Lawrence wasn’t the only one there for the learning opportunity. Kate Bass, a member of Strafford’s Conservation Commission, was one of the nearly 20 people on hand for Saturday’s event.

“The more you’re educated about a place, the more you’re apt to protect it and preserve it,” Bass said. “That’s why environmental education is so important in all levels, from the forest kindergartens up to this kind of stuff.”

Bass said a governance structure needs to be in place before ownership of the forest can be transferred.

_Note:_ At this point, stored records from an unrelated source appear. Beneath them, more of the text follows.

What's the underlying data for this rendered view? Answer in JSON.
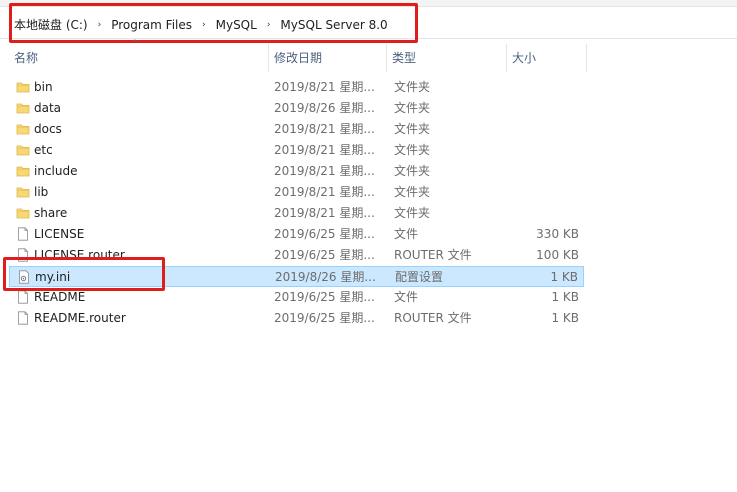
{
  "address": {
    "crumbs": [
      "本地磁盘 (C:)",
      "Program Files",
      "MySQL",
      "MySQL Server 8.0"
    ],
    "separator": "›"
  },
  "columns": {
    "name": "名称",
    "date": "修改日期",
    "type": "类型",
    "size": "大小"
  },
  "files": [
    {
      "name": "bin",
      "date": "2019/8/21 星期...",
      "type": "文件夹",
      "size": "",
      "icon": "folder-icon"
    },
    {
      "name": "data",
      "date": "2019/8/26 星期...",
      "type": "文件夹",
      "size": "",
      "icon": "folder-icon"
    },
    {
      "name": "docs",
      "date": "2019/8/21 星期...",
      "type": "文件夹",
      "size": "",
      "icon": "folder-icon"
    },
    {
      "name": "etc",
      "date": "2019/8/21 星期...",
      "type": "文件夹",
      "size": "",
      "icon": "folder-icon"
    },
    {
      "name": "include",
      "date": "2019/8/21 星期...",
      "type": "文件夹",
      "size": "",
      "icon": "folder-icon"
    },
    {
      "name": "lib",
      "date": "2019/8/21 星期...",
      "type": "文件夹",
      "size": "",
      "icon": "folder-icon"
    },
    {
      "name": "share",
      "date": "2019/8/21 星期...",
      "type": "文件夹",
      "size": "",
      "icon": "folder-icon"
    },
    {
      "name": "LICENSE",
      "date": "2019/6/25 星期...",
      "type": "文件",
      "size": "330 KB",
      "icon": "file-icon"
    },
    {
      "name": "LICENSE.router",
      "date": "2019/6/25 星期...",
      "type": "ROUTER 文件",
      "size": "100 KB",
      "icon": "file-icon"
    },
    {
      "name": "my.ini",
      "date": "2019/8/26 星期...",
      "type": "配置设置",
      "size": "1 KB",
      "icon": "config-file-icon",
      "selected": true
    },
    {
      "name": "README",
      "date": "2019/6/25 星期...",
      "type": "文件",
      "size": "1 KB",
      "icon": "file-icon"
    },
    {
      "name": "README.router",
      "date": "2019/6/25 星期...",
      "type": "ROUTER 文件",
      "size": "1 KB",
      "icon": "file-icon"
    }
  ],
  "colors": {
    "highlight": "#e01d1d",
    "selection": "#cce8ff",
    "folder": "#f8d775"
  }
}
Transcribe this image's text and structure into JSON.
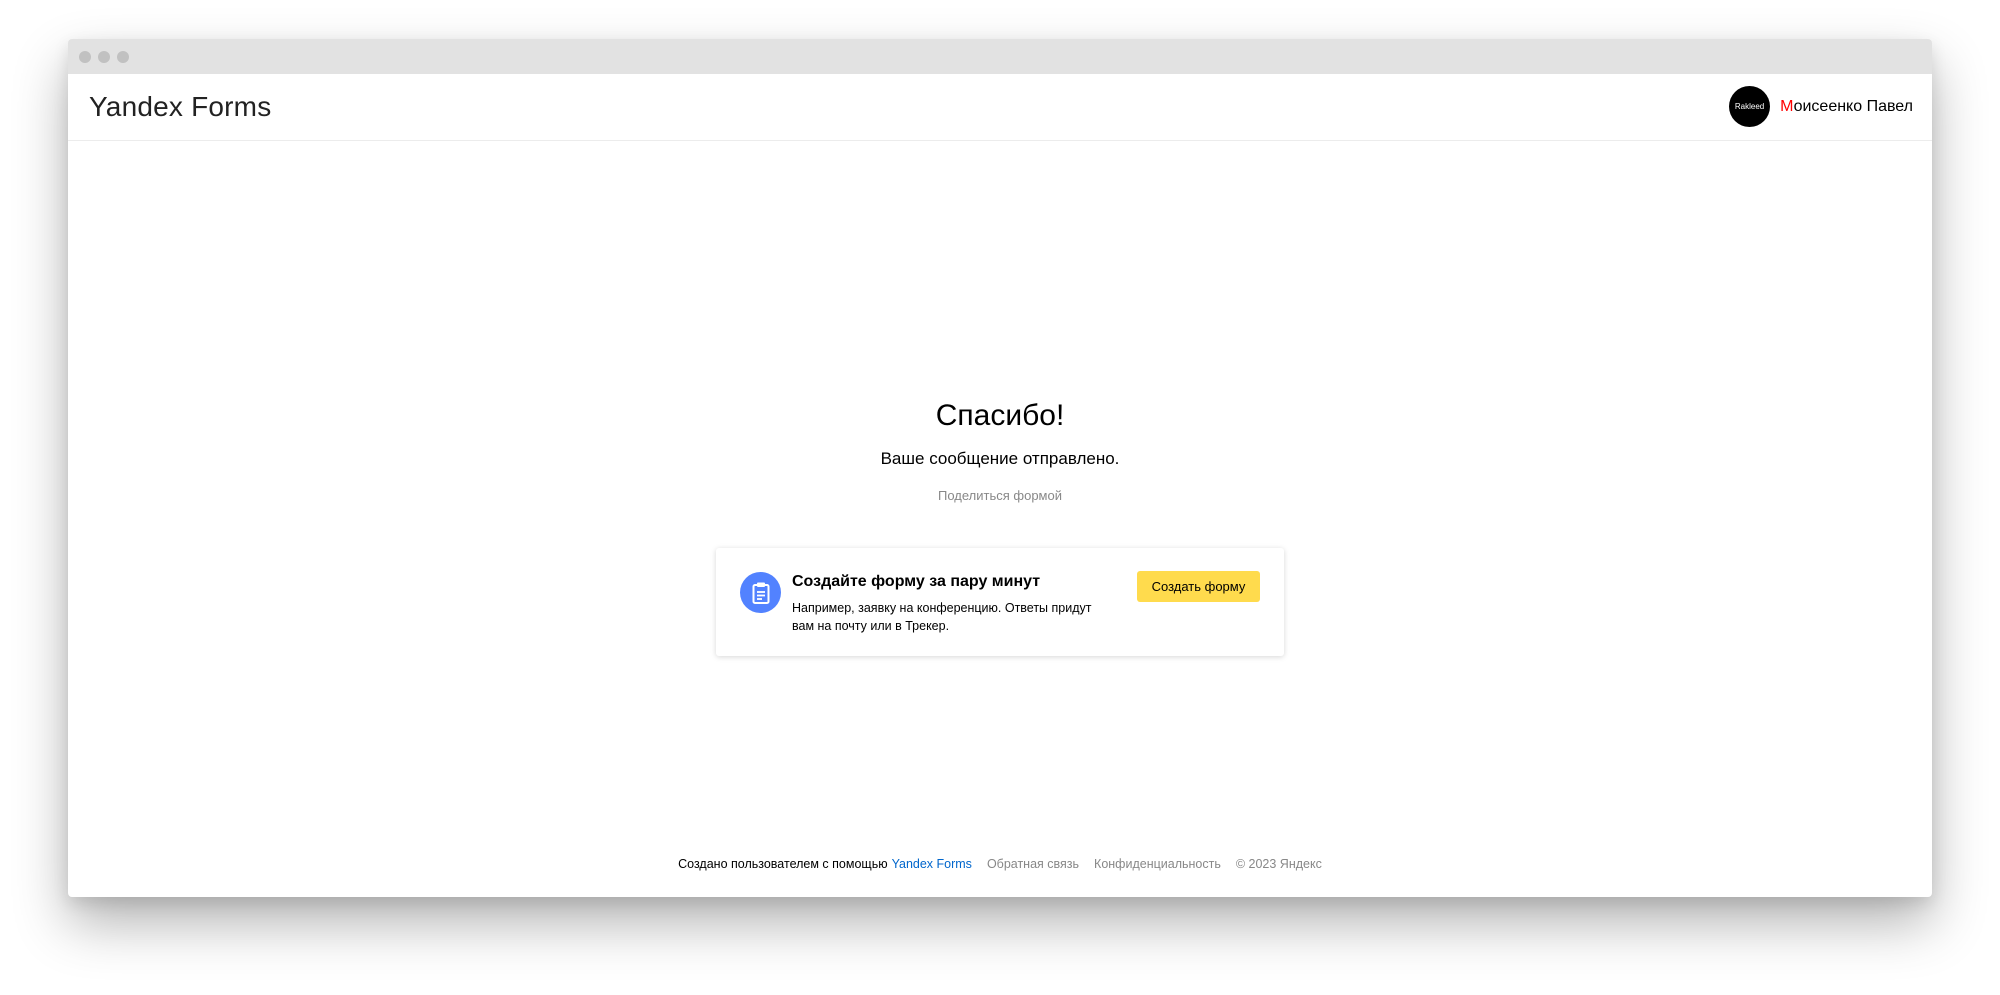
{
  "header": {
    "logo": "Yandex Forms",
    "user": {
      "avatar_text": "Rakleed",
      "name_first": "М",
      "name_rest": "оисеенко Павел"
    }
  },
  "main": {
    "title": "Спасибо!",
    "subtitle": "Ваше сообщение отправлено.",
    "share_link": "Поделиться формой"
  },
  "promo": {
    "icon": "clipboard-icon",
    "title": "Создайте форму за пару минут",
    "text": "Например, заявку на конференцию. Ответы придут вам на почту или в Трекер.",
    "button": "Создать форму"
  },
  "footer": {
    "made_with": "Создано пользователем с помощью",
    "brand_link": "Yandex Forms",
    "feedback": "Обратная связь",
    "privacy": "Конфиденциальность",
    "copyright": "© 2023  Яндекс"
  },
  "colors": {
    "accent_button": "#ffdb4d",
    "icon_circle": "#5282ff",
    "link": "#0066cc",
    "name_accent": "#ff0000"
  }
}
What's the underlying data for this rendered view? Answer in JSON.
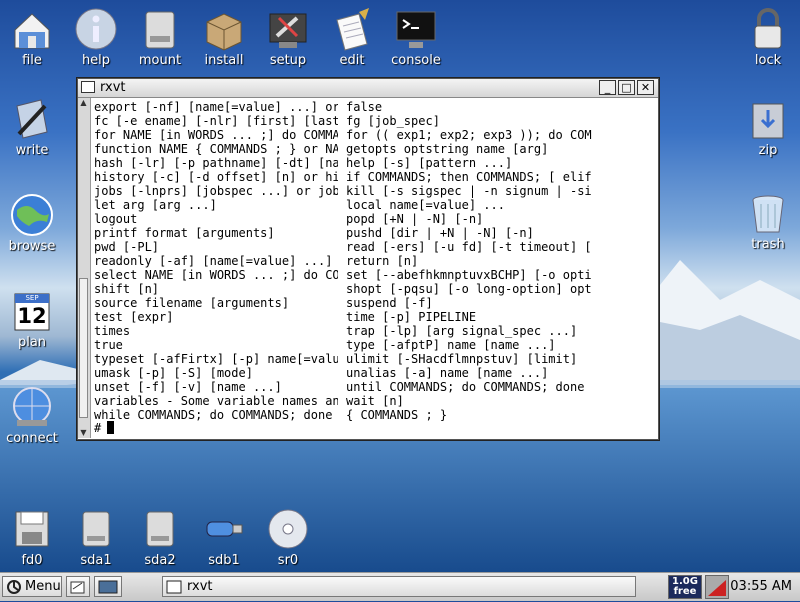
{
  "desktop": {
    "icons_top": [
      {
        "label": "file",
        "icon": "home-folder-icon"
      },
      {
        "label": "help",
        "icon": "info-icon"
      },
      {
        "label": "mount",
        "icon": "drive-icon"
      },
      {
        "label": "install",
        "icon": "package-box-icon"
      },
      {
        "label": "setup",
        "icon": "tools-icon"
      },
      {
        "label": "edit",
        "icon": "notepad-icon"
      },
      {
        "label": "console",
        "icon": "terminal-icon"
      }
    ],
    "icons_left": [
      {
        "label": "write",
        "icon": "pen-document-icon"
      },
      {
        "label": "browse",
        "icon": "globe-icon"
      },
      {
        "label": "plan",
        "icon": "calendar-icon"
      },
      {
        "label": "connect",
        "icon": "network-globe-icon"
      }
    ],
    "icons_right": [
      {
        "label": "lock",
        "icon": "padlock-icon"
      },
      {
        "label": "zip",
        "icon": "archive-icon"
      },
      {
        "label": "trash",
        "icon": "trash-icon"
      }
    ],
    "icons_bottom": [
      {
        "label": "fd0",
        "icon": "floppy-icon"
      },
      {
        "label": "sda1",
        "icon": "hard-drive-icon"
      },
      {
        "label": "sda2",
        "icon": "hard-drive-icon"
      },
      {
        "label": "sdb1",
        "icon": "usb-stick-icon"
      },
      {
        "label": "sr0",
        "icon": "cdrom-icon"
      }
    ],
    "calendar_month": "SEP",
    "calendar_day": "12"
  },
  "window": {
    "title": "rxvt",
    "left_column": [
      "export [-nf] [name[=value] ...] or",
      "fc [-e ename] [-nlr] [first] [last",
      "for NAME [in WORDS ... ;] do COMMA",
      "function NAME { COMMANDS ; } or NA",
      "hash [-lr] [-p pathname] [-dt] [na",
      "history [-c] [-d offset] [n] or hi",
      "jobs [-lnprs] [jobspec ...] or job",
      "let arg [arg ...]",
      "logout",
      "printf format [arguments]",
      "pwd [-PL]",
      "readonly [-af] [name[=value] ...]",
      "select NAME [in WORDS ... ;] do CO",
      "shift [n]",
      "source filename [arguments]",
      "test [expr]",
      "times",
      "true",
      "typeset [-afFirtx] [-p] name[=valu",
      "umask [-p] [-S] [mode]",
      "unset [-f] [-v] [name ...]",
      "variables - Some variable names an",
      "while COMMANDS; do COMMANDS; done"
    ],
    "right_column": [
      "false",
      "fg [job_spec]",
      "for (( exp1; exp2; exp3 )); do COM",
      "getopts optstring name [arg]",
      "help [-s] [pattern ...]",
      "if COMMANDS; then COMMANDS; [ elif",
      "kill [-s sigspec | -n signum | -si",
      "local name[=value] ...",
      "popd [+N | -N] [-n]",
      "pushd [dir | +N | -N] [-n]",
      "read [-ers] [-u fd] [-t timeout] [",
      "return [n]",
      "set [--abefhkmnptuvxBCHP] [-o opti",
      "shopt [-pqsu] [-o long-option] opt",
      "suspend [-f]",
      "time [-p] PIPELINE",
      "trap [-lp] [arg signal_spec ...]",
      "type [-afptP] name [name ...]",
      "ulimit [-SHacdflmnpstuv] [limit]",
      "unalias [-a] name [name ...]",
      "until COMMANDS; do COMMANDS; done",
      "wait [n]",
      "{ COMMANDS ; }"
    ],
    "prompt": "#"
  },
  "taskbar": {
    "menu_label": "Menu",
    "task_label": "rxvt",
    "free_size": "1.0G",
    "free_label": "free",
    "clock": "03:55 AM"
  }
}
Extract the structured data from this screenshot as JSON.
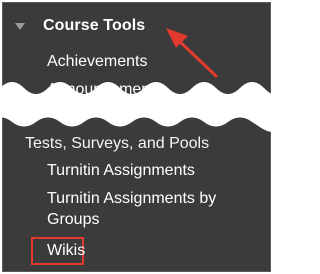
{
  "section": {
    "title": "Course Tools",
    "toggle_icon": "triangle-down-icon"
  },
  "items": {
    "achievements": "Achievements",
    "announcements": "Announcements",
    "tests": "Tests, Surveys, and Pools",
    "turnitin_assignments": "Turnitin Assignments",
    "turnitin_groups_line1": "Turnitin Assignments by",
    "turnitin_groups_line2": "Groups",
    "wikis": "Wikis"
  },
  "annotations": {
    "arrow_color": "#e23a2e",
    "highlight_color": "#e23a2e"
  },
  "colors": {
    "panel_bg": "#3b3b3b",
    "text": "#ffffff"
  }
}
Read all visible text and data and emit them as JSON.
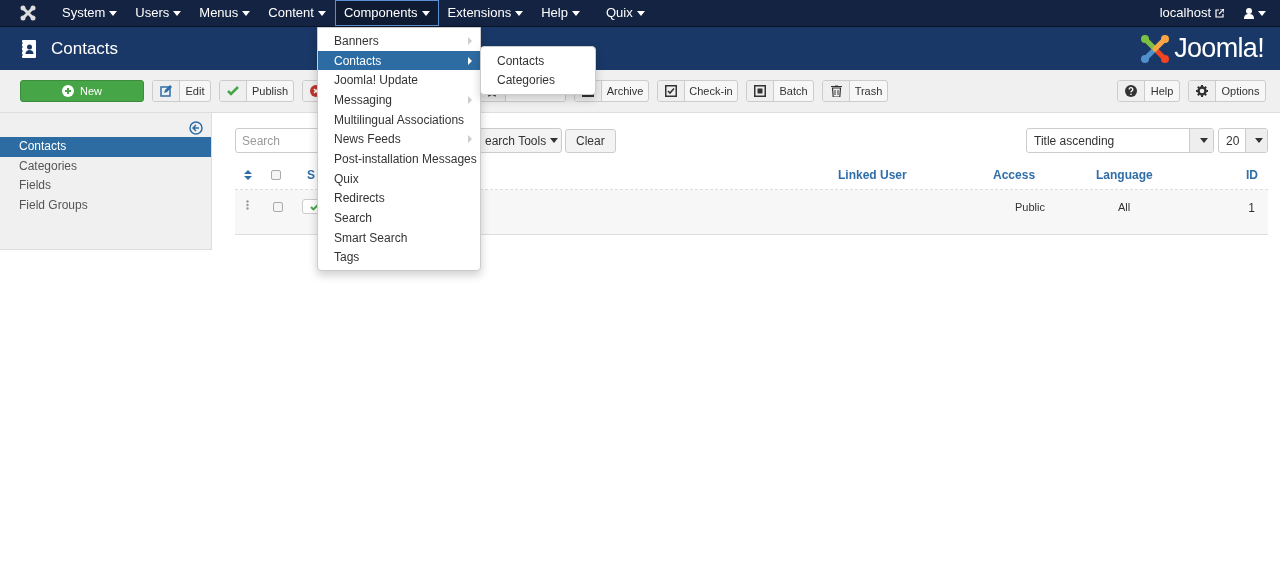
{
  "navbar": {
    "menus": [
      {
        "label": "System",
        "selected": false
      },
      {
        "label": "Users",
        "selected": false
      },
      {
        "label": "Menus",
        "selected": false
      },
      {
        "label": "Content",
        "selected": false
      },
      {
        "label": "Components",
        "selected": true
      },
      {
        "label": "Extensions",
        "selected": false
      },
      {
        "label": "Help",
        "selected": false
      },
      {
        "label": "Quix",
        "selected": false
      }
    ],
    "site": "localhost"
  },
  "header": {
    "title": "Contacts",
    "brand": "Joomla!"
  },
  "toolbar": {
    "buttons": [
      {
        "kind": "new",
        "label": "New"
      },
      {
        "kind": "edit",
        "label": "Edit"
      },
      {
        "kind": "publish",
        "label": "Publish"
      },
      {
        "kind": "unpublish"
      },
      {
        "kind": "unfeature"
      },
      {
        "kind": "archive",
        "label": "Archive"
      },
      {
        "kind": "checkin",
        "label": "Check-in"
      },
      {
        "kind": "batch",
        "label": "Batch"
      },
      {
        "kind": "trash",
        "label": "Trash"
      }
    ],
    "right": [
      {
        "kind": "help",
        "label": "Help"
      },
      {
        "kind": "options",
        "label": "Options"
      }
    ]
  },
  "sidebar": {
    "items": [
      {
        "label": "Contacts",
        "selected": true
      },
      {
        "label": "Categories",
        "selected": false
      },
      {
        "label": "Fields",
        "selected": false
      },
      {
        "label": "Field Groups",
        "selected": false
      }
    ]
  },
  "filters": {
    "search": {
      "placeholder": "Search"
    },
    "tools": "earch Tools",
    "clear": "Clear",
    "ordering": "Title ascending",
    "limit": "20"
  },
  "table": {
    "select_all_checked": false,
    "columns": [
      "S",
      "Linked User",
      "Access",
      "Language",
      "ID"
    ],
    "rows": [
      {
        "checked": false,
        "published": true,
        "access": "Public",
        "language": "All",
        "id": "1"
      }
    ]
  },
  "menu": {
    "items": [
      {
        "label": "Banners",
        "has_submenu": true,
        "selected": false
      },
      {
        "label": "Contacts",
        "has_submenu": true,
        "selected": true
      },
      {
        "label": "Joomla! Update",
        "has_submenu": false,
        "selected": false
      },
      {
        "label": "Messaging",
        "has_submenu": true,
        "selected": false
      },
      {
        "label": "Multilingual Associations",
        "has_submenu": false,
        "selected": false
      },
      {
        "label": "News Feeds",
        "has_submenu": true,
        "selected": false
      },
      {
        "label": "Post-installation Messages",
        "has_submenu": false,
        "selected": false
      },
      {
        "label": "Quix",
        "has_submenu": false,
        "selected": false
      },
      {
        "label": "Redirects",
        "has_submenu": false,
        "selected": false
      },
      {
        "label": "Search",
        "has_submenu": false,
        "selected": false
      },
      {
        "label": "Smart Search",
        "has_submenu": false,
        "selected": false
      },
      {
        "label": "Tags",
        "has_submenu": false,
        "selected": false
      }
    ],
    "submenu": [
      {
        "label": "Contacts"
      },
      {
        "label": "Categories"
      }
    ]
  }
}
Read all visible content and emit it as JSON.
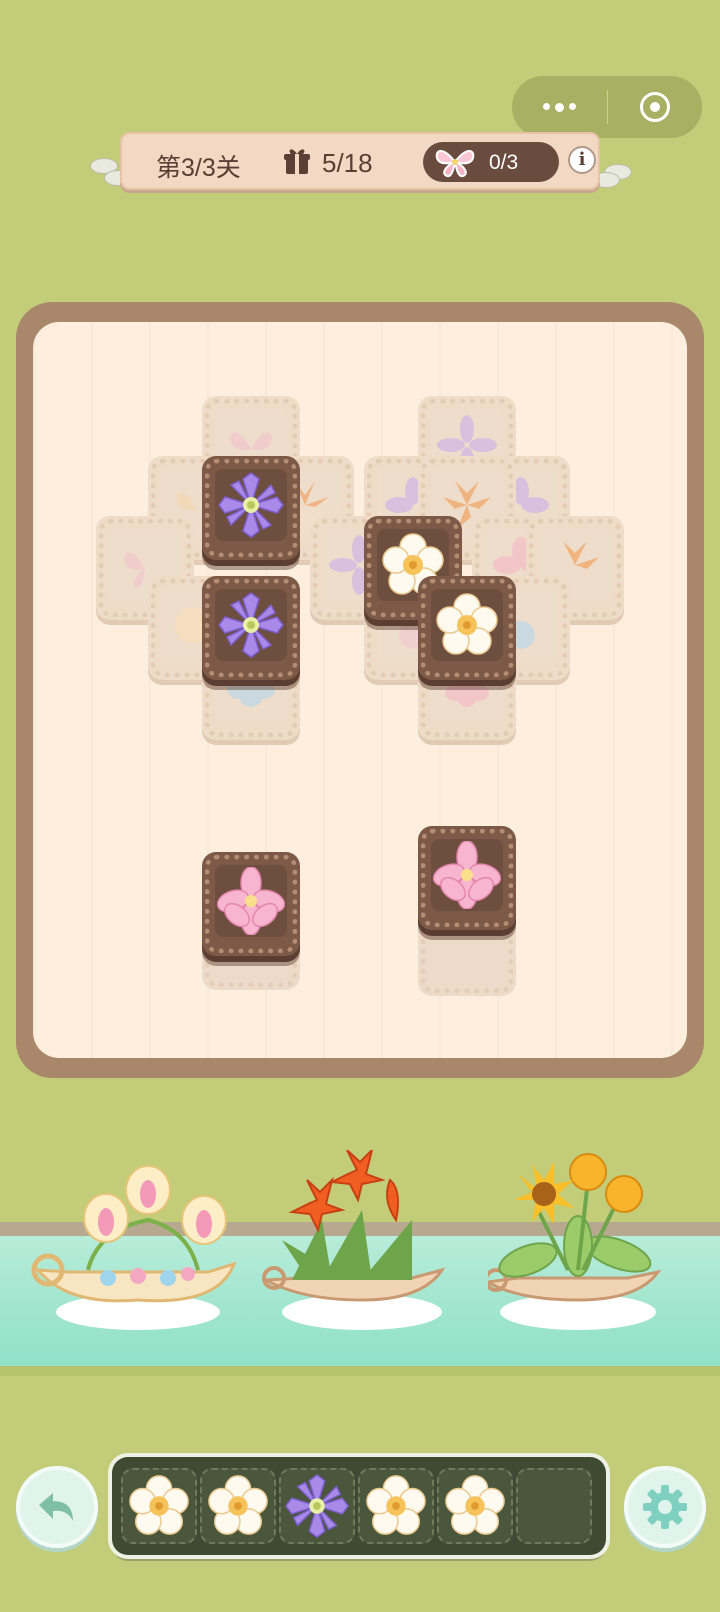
{
  "header": {
    "level_text": "第3/3关",
    "gift_count": "5/18",
    "butterfly_count": "0/3",
    "info_label": "i"
  },
  "capsule": {
    "menu_icon": "more-dots-icon",
    "close_icon": "target-icon"
  },
  "board": {
    "top_tiles": [
      {
        "flower": "purple-clematis"
      },
      {
        "flower": "purple-clematis"
      },
      {
        "flower": "white-plumeria"
      },
      {
        "flower": "white-plumeria"
      },
      {
        "flower": "pink-lily"
      },
      {
        "flower": "pink-lily"
      }
    ],
    "faded_tiles": [
      "pink-butterfly",
      "butterfly",
      "purple",
      "orange-lily",
      "white",
      "blue",
      "purple",
      "orange-lily",
      "pink",
      "orange-lily",
      "pink",
      "blue",
      "pink"
    ]
  },
  "pots": [
    {
      "name": "tulip-boat"
    },
    {
      "name": "orange-lily-pot"
    },
    {
      "name": "sunflower-pot"
    }
  ],
  "tray": {
    "slots": [
      "white-plumeria",
      "white-plumeria",
      "purple-clematis",
      "white-plumeria",
      "white-plumeria",
      ""
    ]
  },
  "colors": {
    "background": "#c3cc78",
    "board": "#fdeedd",
    "tile": "#7d5a47",
    "tray": "#3f4a33",
    "river": "#9fe3cc"
  }
}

AVC initially purchased the land last year in an effort to thwart Utah engineer David Hall and his proposed sustainable community, NewVistas, which was intended to house some 20,000 people. Hall acquired approximately 1,500 acres toward his goal, but eventually abandoned the project when met with strong local resistance.

AVC hopes to gift Ashley Forest as a single parcel to the two towns — which happen to sit in different counties — but it won’t make for a simple transaction.

“There’s not a lot of models for two-town ownership,” said Michael Sacca, the local nonprofit’s board president. “We’ve sort of been looking not just locally in Vermont, but in other New England states, and there really isn’t a lot of precedent for this. In fact, I was talking with someone in Massachusetts who’s trying to administer something like this for 1,000 acres and 800 parcels or something crazy and he said, ‘Let me know what you come up with.’ ”

Part of the gift would include $20,000 toward a management fund, an account that could be augmented down the road by the property’s wealth of timber resources.

“I think it’s a great idea,” said Miriam Newman, a 30-year resident of Strafford. “I hope it can be finalized. There’s no downside in my mind to preserving this property for the public.”

However things work out for the property, the trip on Saturday was worth it for Lawrence, the home-schooling mother, who was joined by her son Rowan, an 8-year-old nature enthusiast.

“Rowan really loves to find out things about the outdoors,” she said. “He loves raptors and he loves rodents, and I guess I thought this would be the perfect thing for us to do this morning.”

Information on future guided community walks is available at www.alliancevermont.org.

Adam Boffey can be reached at boffeyadam@gmail.com.